◆ **What to produce**:
Spot each line in the records below where the word "time" occurs, then copy it.

□ □ □ □

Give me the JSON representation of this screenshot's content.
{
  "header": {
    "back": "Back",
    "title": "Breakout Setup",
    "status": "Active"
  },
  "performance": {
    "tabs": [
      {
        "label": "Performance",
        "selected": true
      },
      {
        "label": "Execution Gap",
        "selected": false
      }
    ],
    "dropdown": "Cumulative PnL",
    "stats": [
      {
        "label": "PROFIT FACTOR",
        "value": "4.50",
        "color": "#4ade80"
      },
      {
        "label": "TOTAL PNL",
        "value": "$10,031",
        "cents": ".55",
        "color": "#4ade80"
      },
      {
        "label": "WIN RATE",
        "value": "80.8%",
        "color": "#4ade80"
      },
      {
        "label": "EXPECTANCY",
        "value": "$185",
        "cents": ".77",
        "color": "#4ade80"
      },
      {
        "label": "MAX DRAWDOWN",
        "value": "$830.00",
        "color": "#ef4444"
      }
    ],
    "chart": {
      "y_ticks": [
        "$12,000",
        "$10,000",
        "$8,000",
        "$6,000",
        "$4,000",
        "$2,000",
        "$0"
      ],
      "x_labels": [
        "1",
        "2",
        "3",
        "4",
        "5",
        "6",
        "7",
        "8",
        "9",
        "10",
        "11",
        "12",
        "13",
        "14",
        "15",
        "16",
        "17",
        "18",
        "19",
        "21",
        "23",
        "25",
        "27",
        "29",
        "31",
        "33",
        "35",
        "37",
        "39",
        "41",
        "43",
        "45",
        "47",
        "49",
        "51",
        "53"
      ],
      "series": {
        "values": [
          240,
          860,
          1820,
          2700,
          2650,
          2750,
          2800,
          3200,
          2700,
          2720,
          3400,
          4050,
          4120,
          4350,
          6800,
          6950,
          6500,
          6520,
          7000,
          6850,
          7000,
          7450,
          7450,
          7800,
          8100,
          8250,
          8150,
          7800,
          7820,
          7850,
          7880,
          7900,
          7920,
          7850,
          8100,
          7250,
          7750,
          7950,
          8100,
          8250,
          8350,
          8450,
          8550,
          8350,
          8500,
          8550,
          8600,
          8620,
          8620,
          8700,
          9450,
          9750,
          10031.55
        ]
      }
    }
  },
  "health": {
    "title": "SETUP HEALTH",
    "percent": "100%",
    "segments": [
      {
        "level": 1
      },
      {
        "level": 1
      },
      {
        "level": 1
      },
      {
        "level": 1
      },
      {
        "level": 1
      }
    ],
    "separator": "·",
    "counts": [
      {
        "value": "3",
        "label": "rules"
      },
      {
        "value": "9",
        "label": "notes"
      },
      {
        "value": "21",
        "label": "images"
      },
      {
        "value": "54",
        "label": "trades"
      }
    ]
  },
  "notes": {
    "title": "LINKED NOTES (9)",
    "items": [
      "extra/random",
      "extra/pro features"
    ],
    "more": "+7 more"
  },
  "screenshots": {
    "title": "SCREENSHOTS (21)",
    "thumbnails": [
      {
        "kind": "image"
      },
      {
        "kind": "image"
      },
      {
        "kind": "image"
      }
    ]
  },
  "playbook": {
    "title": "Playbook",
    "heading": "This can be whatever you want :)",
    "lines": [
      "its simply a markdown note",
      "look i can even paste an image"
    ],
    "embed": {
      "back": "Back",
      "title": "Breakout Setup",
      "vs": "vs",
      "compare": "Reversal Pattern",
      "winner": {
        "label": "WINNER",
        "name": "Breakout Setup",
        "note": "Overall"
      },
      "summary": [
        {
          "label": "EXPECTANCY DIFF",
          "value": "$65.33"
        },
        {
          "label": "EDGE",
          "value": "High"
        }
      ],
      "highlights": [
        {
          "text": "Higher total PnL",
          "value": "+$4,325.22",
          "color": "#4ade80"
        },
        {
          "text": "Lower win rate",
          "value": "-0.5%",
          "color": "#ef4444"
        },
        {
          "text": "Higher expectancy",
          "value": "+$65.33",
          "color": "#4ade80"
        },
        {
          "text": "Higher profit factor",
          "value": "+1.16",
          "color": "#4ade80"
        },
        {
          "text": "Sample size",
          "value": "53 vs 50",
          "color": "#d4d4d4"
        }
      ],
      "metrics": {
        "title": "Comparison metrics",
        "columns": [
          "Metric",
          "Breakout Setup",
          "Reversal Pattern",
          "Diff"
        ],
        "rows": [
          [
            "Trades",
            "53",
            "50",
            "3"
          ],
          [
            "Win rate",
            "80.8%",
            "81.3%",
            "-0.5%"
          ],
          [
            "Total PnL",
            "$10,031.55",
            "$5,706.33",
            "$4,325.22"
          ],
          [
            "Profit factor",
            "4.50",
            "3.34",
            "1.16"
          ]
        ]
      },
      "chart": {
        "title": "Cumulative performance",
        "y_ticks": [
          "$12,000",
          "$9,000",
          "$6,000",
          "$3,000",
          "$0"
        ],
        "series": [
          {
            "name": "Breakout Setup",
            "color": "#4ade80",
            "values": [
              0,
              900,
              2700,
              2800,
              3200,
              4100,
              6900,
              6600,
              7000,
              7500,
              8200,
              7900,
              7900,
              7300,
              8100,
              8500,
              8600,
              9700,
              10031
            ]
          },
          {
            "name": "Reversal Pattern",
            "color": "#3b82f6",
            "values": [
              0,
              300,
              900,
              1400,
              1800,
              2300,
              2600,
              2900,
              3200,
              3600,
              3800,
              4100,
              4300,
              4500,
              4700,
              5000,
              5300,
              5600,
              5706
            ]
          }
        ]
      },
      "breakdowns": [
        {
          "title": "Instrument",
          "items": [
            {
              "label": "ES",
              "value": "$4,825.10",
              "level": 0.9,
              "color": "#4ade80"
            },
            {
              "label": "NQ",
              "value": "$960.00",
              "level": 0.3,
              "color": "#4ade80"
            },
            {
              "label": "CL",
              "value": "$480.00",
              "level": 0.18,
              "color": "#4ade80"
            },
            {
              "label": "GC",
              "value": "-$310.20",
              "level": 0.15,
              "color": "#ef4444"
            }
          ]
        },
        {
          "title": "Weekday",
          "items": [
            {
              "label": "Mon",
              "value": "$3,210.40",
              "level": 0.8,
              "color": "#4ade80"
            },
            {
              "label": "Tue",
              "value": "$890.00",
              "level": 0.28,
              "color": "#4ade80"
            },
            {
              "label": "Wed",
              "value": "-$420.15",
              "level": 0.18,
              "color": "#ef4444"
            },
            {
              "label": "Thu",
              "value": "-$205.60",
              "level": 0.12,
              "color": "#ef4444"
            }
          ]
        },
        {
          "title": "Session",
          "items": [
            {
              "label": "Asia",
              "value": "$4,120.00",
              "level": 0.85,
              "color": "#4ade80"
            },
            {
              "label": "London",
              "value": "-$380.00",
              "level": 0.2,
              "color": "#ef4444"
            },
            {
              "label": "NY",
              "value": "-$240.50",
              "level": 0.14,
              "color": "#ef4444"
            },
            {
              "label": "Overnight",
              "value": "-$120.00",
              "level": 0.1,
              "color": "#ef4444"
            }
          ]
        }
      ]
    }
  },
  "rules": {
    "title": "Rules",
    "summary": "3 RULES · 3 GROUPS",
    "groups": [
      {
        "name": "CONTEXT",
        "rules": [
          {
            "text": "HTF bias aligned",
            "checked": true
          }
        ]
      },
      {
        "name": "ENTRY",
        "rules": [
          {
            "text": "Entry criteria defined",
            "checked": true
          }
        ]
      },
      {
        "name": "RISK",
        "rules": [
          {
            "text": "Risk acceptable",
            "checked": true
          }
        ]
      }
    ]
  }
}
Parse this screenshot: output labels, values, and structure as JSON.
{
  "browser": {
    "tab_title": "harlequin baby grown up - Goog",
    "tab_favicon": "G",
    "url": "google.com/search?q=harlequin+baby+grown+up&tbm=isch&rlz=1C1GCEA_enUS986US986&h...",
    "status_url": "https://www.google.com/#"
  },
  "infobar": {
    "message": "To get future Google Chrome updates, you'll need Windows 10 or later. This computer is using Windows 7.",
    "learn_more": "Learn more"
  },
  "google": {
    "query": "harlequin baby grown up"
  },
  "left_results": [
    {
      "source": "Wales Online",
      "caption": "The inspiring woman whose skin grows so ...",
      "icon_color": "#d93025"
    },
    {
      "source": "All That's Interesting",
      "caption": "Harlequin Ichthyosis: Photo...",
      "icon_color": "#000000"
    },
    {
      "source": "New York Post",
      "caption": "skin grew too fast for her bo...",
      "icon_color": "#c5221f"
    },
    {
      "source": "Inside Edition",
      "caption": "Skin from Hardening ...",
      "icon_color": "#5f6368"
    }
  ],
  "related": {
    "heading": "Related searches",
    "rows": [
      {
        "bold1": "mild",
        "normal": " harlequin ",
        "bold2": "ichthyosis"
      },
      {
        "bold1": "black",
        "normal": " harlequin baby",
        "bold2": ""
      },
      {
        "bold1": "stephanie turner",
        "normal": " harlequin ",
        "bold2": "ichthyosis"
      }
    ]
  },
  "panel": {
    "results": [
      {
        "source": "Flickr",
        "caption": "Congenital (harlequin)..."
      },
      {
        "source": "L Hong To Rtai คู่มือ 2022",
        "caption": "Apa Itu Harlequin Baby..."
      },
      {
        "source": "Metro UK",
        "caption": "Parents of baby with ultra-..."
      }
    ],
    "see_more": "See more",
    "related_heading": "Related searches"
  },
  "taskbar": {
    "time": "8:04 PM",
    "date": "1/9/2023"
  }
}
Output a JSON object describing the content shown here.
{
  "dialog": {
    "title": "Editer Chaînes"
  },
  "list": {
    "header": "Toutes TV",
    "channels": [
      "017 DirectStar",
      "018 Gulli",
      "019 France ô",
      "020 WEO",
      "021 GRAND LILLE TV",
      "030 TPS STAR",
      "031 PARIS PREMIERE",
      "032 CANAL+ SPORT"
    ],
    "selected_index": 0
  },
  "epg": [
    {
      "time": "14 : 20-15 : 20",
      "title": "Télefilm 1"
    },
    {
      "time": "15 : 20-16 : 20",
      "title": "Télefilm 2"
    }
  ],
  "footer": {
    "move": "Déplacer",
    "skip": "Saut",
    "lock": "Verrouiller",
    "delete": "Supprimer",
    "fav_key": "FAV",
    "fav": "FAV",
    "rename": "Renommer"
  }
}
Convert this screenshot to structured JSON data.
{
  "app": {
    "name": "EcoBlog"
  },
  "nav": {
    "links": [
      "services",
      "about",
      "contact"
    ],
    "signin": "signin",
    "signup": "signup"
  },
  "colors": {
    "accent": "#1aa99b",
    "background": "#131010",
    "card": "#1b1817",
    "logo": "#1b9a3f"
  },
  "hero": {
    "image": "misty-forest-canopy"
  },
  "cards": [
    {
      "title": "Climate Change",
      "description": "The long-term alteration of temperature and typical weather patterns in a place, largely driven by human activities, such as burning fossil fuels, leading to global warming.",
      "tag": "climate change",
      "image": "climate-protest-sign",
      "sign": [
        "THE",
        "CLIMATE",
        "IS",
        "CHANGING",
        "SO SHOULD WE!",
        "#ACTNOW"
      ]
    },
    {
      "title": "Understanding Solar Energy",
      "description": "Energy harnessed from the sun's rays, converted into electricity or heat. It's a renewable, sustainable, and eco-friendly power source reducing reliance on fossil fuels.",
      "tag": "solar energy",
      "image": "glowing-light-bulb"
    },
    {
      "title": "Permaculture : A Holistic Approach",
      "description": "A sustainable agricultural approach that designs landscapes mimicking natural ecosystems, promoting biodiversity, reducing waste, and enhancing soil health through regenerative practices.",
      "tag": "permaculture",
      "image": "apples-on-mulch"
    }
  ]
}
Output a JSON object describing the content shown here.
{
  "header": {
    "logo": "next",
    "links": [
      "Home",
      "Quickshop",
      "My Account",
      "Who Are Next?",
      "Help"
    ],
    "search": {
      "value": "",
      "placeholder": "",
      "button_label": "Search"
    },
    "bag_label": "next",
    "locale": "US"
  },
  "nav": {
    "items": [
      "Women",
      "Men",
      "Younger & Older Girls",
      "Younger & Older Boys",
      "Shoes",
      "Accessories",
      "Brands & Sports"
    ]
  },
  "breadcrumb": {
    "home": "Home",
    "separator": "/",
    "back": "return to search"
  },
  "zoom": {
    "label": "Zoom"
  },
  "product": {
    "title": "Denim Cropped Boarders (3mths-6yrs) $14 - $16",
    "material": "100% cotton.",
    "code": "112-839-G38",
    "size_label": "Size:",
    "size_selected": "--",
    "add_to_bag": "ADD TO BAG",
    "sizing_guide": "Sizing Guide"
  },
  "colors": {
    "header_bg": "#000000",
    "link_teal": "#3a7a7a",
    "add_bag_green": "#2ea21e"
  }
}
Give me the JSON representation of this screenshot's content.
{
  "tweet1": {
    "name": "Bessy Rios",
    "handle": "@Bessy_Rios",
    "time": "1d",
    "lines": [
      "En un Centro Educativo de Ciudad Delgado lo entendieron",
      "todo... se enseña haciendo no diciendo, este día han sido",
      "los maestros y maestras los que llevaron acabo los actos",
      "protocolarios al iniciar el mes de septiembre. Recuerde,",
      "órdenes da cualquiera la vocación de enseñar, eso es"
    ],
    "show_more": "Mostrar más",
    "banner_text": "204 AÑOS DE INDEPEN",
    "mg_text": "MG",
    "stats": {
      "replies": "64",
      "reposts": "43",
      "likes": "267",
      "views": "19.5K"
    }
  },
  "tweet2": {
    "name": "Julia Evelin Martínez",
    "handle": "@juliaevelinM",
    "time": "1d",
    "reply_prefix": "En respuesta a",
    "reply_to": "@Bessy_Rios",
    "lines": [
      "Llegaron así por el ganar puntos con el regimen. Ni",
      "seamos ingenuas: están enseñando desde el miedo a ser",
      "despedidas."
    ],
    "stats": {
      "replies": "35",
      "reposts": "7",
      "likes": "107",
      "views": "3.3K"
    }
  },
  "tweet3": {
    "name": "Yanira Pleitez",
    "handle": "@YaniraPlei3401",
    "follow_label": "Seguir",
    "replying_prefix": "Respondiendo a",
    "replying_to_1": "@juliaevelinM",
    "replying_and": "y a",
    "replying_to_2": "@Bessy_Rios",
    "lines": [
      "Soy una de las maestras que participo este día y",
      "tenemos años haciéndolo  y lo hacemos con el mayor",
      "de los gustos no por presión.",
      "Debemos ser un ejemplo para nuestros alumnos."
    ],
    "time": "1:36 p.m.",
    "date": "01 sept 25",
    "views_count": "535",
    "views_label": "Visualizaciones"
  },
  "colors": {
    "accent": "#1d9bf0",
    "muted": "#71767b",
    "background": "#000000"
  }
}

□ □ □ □

◆ **Solution for this problem**:
    "time": "8:04 PM",
      "time": "14 : 20-15 : 20",
      "time": "15 : 20-16 : 20",
    "time": "1d",
    "time": "1d",
    "time": "1:36 p.m.",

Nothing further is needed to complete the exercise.